The discharge assembly (rMix 3×2 or rMix 3×4) for connecting heat consumers ensures that the upper zone of the storage tank remains hot for the longest possible time, as it first takes the still sufficiently hot water from the centre of the storage tank. In this way, the hot water in the upper part of the storage tank remains untouched for longer and the lower part of the storage tank gets cold much faster, which makes the use of renewable energies and flue gas heat exchangers more efficient.
Solution for 1 heating circuit
In the video you can see our rMix 3×2 which is used as a mixer for a mixed heating circuit. The mixer has the default of only taking water from the middle of the storage tank. If the temperature is too low, a certain amount of hot water from the upper zone is added. If it is too high, cold water from the lower zone is added. In the best case, the temperature in the centre of the storage tank is sufficient to feed the circuit without adding hot water from the upper zone. The lower the temperature spread between the storage tank flow and the heating circuit return, the less the flow has to be cooled with return water and the more return water reaches the storage tank, so that it gets cold faster in the lower zone.
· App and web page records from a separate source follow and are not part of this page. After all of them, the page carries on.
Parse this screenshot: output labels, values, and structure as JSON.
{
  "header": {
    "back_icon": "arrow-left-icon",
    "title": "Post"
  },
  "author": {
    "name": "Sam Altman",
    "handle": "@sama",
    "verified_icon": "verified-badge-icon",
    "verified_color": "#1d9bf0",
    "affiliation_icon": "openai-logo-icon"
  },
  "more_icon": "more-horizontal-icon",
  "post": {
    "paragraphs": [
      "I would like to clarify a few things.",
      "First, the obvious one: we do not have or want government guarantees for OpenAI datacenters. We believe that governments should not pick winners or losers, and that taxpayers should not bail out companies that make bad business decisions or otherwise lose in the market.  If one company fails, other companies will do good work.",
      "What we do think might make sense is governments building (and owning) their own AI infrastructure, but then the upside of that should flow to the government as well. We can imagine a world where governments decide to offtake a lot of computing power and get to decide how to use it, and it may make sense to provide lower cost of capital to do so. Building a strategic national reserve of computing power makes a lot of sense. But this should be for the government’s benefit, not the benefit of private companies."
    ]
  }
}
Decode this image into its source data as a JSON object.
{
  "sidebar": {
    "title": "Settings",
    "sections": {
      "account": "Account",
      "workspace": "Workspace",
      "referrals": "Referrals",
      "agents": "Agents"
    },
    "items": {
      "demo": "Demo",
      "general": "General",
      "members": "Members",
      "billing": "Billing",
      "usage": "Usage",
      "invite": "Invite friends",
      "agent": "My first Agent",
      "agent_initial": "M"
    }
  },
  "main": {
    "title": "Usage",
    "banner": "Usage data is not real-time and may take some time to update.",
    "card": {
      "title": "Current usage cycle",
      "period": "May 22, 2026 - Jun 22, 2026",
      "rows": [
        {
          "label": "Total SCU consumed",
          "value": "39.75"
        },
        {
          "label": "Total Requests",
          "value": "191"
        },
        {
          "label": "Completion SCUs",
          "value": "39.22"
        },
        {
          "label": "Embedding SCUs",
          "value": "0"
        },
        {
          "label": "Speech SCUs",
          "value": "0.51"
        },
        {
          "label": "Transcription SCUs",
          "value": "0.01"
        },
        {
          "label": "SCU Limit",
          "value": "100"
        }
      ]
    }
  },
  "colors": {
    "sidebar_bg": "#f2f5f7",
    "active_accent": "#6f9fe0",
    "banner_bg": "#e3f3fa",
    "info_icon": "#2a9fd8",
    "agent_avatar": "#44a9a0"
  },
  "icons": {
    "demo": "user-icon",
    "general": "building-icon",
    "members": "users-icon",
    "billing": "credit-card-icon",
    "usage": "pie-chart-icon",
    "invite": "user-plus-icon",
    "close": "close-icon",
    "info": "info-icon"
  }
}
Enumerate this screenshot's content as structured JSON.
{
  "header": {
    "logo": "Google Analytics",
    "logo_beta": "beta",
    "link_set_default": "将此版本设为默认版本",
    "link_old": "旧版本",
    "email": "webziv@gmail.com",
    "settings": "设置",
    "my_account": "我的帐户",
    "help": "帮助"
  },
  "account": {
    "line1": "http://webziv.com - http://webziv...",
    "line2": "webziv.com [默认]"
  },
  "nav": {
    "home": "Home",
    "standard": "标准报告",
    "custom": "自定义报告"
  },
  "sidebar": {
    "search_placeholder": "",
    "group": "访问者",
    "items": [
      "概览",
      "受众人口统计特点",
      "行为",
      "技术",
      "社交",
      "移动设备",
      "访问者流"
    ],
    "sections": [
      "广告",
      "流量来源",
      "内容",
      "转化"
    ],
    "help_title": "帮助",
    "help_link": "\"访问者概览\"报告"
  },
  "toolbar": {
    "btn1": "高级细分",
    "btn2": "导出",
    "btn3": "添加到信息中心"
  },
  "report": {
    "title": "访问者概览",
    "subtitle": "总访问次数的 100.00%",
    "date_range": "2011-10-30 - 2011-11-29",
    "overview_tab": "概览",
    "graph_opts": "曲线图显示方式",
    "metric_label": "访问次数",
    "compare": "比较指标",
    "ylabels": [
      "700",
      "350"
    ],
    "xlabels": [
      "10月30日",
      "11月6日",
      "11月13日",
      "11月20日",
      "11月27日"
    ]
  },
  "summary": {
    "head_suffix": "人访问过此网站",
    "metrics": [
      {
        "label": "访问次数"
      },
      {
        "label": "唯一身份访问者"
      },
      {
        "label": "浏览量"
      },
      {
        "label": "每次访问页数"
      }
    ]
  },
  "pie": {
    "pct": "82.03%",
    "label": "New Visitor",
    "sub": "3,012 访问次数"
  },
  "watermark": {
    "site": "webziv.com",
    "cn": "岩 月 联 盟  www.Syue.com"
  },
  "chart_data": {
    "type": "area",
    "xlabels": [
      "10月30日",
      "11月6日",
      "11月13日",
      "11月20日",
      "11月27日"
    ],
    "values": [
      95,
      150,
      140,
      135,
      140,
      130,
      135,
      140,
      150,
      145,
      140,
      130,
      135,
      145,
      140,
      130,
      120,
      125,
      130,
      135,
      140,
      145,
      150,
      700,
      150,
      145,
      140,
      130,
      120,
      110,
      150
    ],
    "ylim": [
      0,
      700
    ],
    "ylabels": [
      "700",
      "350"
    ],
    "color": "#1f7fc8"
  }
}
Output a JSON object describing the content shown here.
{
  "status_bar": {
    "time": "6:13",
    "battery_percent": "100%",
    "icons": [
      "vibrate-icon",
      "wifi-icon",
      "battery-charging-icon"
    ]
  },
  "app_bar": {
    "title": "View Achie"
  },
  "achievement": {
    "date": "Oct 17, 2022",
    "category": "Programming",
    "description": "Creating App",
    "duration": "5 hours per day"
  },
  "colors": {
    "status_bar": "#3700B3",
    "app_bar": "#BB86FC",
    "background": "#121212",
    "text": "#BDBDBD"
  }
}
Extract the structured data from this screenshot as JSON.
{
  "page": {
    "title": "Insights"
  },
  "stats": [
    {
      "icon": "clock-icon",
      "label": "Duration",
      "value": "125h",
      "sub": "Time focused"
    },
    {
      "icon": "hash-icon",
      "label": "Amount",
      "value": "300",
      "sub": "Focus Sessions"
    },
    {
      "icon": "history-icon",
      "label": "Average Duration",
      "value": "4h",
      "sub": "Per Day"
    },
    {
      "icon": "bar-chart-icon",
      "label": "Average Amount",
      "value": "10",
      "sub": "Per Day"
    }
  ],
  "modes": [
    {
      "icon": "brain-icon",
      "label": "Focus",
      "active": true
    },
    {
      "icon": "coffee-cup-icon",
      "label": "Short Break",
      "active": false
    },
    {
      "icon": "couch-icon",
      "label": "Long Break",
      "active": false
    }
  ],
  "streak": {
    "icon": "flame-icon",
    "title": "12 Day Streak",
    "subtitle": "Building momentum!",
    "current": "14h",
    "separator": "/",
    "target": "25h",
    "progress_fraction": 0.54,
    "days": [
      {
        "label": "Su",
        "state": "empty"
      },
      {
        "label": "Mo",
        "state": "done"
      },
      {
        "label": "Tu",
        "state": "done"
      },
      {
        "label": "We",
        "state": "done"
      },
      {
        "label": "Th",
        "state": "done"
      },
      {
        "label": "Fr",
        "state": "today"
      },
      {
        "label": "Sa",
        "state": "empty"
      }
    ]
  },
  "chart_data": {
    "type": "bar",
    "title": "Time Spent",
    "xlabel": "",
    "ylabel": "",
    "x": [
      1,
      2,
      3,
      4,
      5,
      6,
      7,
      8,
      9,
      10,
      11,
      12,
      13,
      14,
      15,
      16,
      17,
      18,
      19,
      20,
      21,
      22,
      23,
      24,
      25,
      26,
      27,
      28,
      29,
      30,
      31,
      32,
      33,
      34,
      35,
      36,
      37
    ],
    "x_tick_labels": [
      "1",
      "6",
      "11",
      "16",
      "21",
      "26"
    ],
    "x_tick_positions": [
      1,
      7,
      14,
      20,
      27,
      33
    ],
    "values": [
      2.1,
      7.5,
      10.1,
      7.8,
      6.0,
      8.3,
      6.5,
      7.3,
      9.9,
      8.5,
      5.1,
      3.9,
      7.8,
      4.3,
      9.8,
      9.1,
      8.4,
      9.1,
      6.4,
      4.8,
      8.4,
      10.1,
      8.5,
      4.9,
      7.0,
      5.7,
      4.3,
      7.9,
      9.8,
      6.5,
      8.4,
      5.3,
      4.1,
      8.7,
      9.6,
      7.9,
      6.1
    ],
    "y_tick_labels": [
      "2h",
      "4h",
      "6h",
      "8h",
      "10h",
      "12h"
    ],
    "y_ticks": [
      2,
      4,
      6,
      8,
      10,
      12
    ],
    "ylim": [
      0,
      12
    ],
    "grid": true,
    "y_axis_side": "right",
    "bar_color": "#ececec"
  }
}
Solution for 2 heating circuits
In the video you can see our rMix 3×4 which is used as a mixing manifold (with integrated return utilisation) for combining an unmixed heating circuit (H) with a mixed heating circuit (M) (also available as rMix 3×4+ for two mixed heating circuits). The mixer has the default of only taking from the middle of the storage tank. As the return of the first heating circuit (H) is connected to the middle connection (7), this can still be used as a supply for the second mixed heating circuit (M) if required before it is fed to the storage tank (return use). If the temperature is too low, a certain amount of hot water from the upper zone is added. If it is too high, cold water from the lower zone is added. In the best case, the temperature in the centre of the storage tank is sufficient to feed the circuit without adding hot water from the upper zone. The smaller the temperature spread between the storage tank flow and the heating circuit return, the less the flow has to be cooled down with return water and the more return water enters the storage tank, so that it gets cold faster in the lower zone. In this way, the entire amount of heat in circulation is utilised before further heat is extracted from the storage tank.
Are there any other advantages?
Tripled storage capacity
CHP plants (CHP, fuel cell...) and solar plants can run longer and pay for themselves faster!
Up to 100% more solar yield!
"If it remains cold in the bottom area of the buffer, the solar system can store more energy, up to twice the previous amount of heat over the year. That halves the payback time." (Dipl.-Ing. Fritz-Jürgen Hertweck, Friedrich Hertweck GmbH) "Down there in the buffer we never had around 20°C before." (Josef Bock, SHK Guild Schweinfurt)
Longer service life and fewer boiler starts
As with a car engine, frequent start-ups in a short period of time are the cause of high wear and tear and thus frequent repairs for a boiler. Two-zone operation with rendeMIX reduces these to a minimum.
"We promise the log boiler operator a considerable gain in comfort. The reloading interval doubles. What used to be two days becomes four days." (Dipl.-Ing. Fritz-Jürgen Hertweck, Friedrich Hertweck GmbH) "The hot water is already there after 20 minutes!" (S. Ohnmacht, Haslenhof in Dauchingen)